RECORDS PROVIDED -
..............................

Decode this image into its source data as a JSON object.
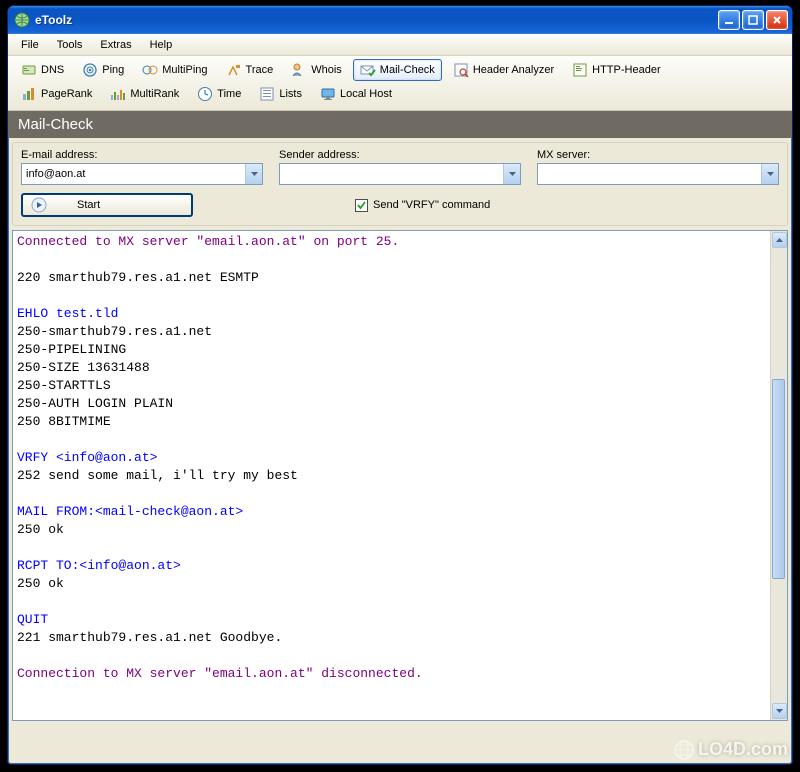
{
  "window": {
    "title": "eToolz"
  },
  "menu": {
    "items": [
      "File",
      "Tools",
      "Extras",
      "Help"
    ]
  },
  "toolbar": {
    "row1": [
      {
        "label": "DNS",
        "icon": "dns-icon"
      },
      {
        "label": "Ping",
        "icon": "ping-icon"
      },
      {
        "label": "MultiPing",
        "icon": "multiping-icon"
      },
      {
        "label": "Trace",
        "icon": "trace-icon"
      },
      {
        "label": "Whois",
        "icon": "whois-icon"
      },
      {
        "label": "Mail-Check",
        "icon": "mailcheck-icon",
        "active": true
      },
      {
        "label": "Header Analyzer",
        "icon": "headeranalyzer-icon"
      },
      {
        "label": "HTTP-Header",
        "icon": "httpheader-icon"
      }
    ],
    "row2": [
      {
        "label": "PageRank",
        "icon": "pagerank-icon"
      },
      {
        "label": "MultiRank",
        "icon": "multirank-icon"
      },
      {
        "label": "Time",
        "icon": "time-icon"
      },
      {
        "label": "Lists",
        "icon": "lists-icon"
      },
      {
        "label": "Local Host",
        "icon": "localhost-icon"
      }
    ]
  },
  "section": {
    "title": "Mail-Check"
  },
  "form": {
    "email_label": "E-mail address:",
    "email_value": "info@aon.at",
    "sender_label": "Sender address:",
    "sender_value": "",
    "mx_label": "MX server:",
    "mx_value": "",
    "start_label": "Start",
    "vrfy_checked": true,
    "vrfy_label": "Send \"VRFY\" command"
  },
  "output": {
    "lines": [
      {
        "text": "Connected to MX server \"email.aon.at\" on port 25.",
        "c": "purple"
      },
      {
        "text": "",
        "c": ""
      },
      {
        "text": "220 smarthub79.res.a1.net ESMTP",
        "c": ""
      },
      {
        "text": "",
        "c": ""
      },
      {
        "text": "EHLO test.tld",
        "c": "blue"
      },
      {
        "text": "250-smarthub79.res.a1.net",
        "c": ""
      },
      {
        "text": "250-PIPELINING",
        "c": ""
      },
      {
        "text": "250-SIZE 13631488",
        "c": ""
      },
      {
        "text": "250-STARTTLS",
        "c": ""
      },
      {
        "text": "250-AUTH LOGIN PLAIN",
        "c": ""
      },
      {
        "text": "250 8BITMIME",
        "c": ""
      },
      {
        "text": "",
        "c": ""
      },
      {
        "text": "VRFY <info@aon.at>",
        "c": "blue"
      },
      {
        "text": "252 send some mail, i'll try my best",
        "c": ""
      },
      {
        "text": "",
        "c": ""
      },
      {
        "text": "MAIL FROM:<mail-check@aon.at>",
        "c": "blue"
      },
      {
        "text": "250 ok",
        "c": ""
      },
      {
        "text": "",
        "c": ""
      },
      {
        "text": "RCPT TO:<info@aon.at>",
        "c": "blue"
      },
      {
        "text": "250 ok",
        "c": ""
      },
      {
        "text": "",
        "c": ""
      },
      {
        "text": "QUIT",
        "c": "blue"
      },
      {
        "text": "221 smarthub79.res.a1.net Goodbye.",
        "c": ""
      },
      {
        "text": "",
        "c": ""
      },
      {
        "text": "Connection to MX server \"email.aon.at\" disconnected.",
        "c": "purple"
      }
    ]
  },
  "watermark": "LO4D.com"
}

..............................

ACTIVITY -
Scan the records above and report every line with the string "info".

ANSWER TO THIS PROBLEM -
    "email_value": "info@aon.at",
        "text": "VRFY <info@aon.at>",
        "text": "RCPT TO:<info@aon.at>",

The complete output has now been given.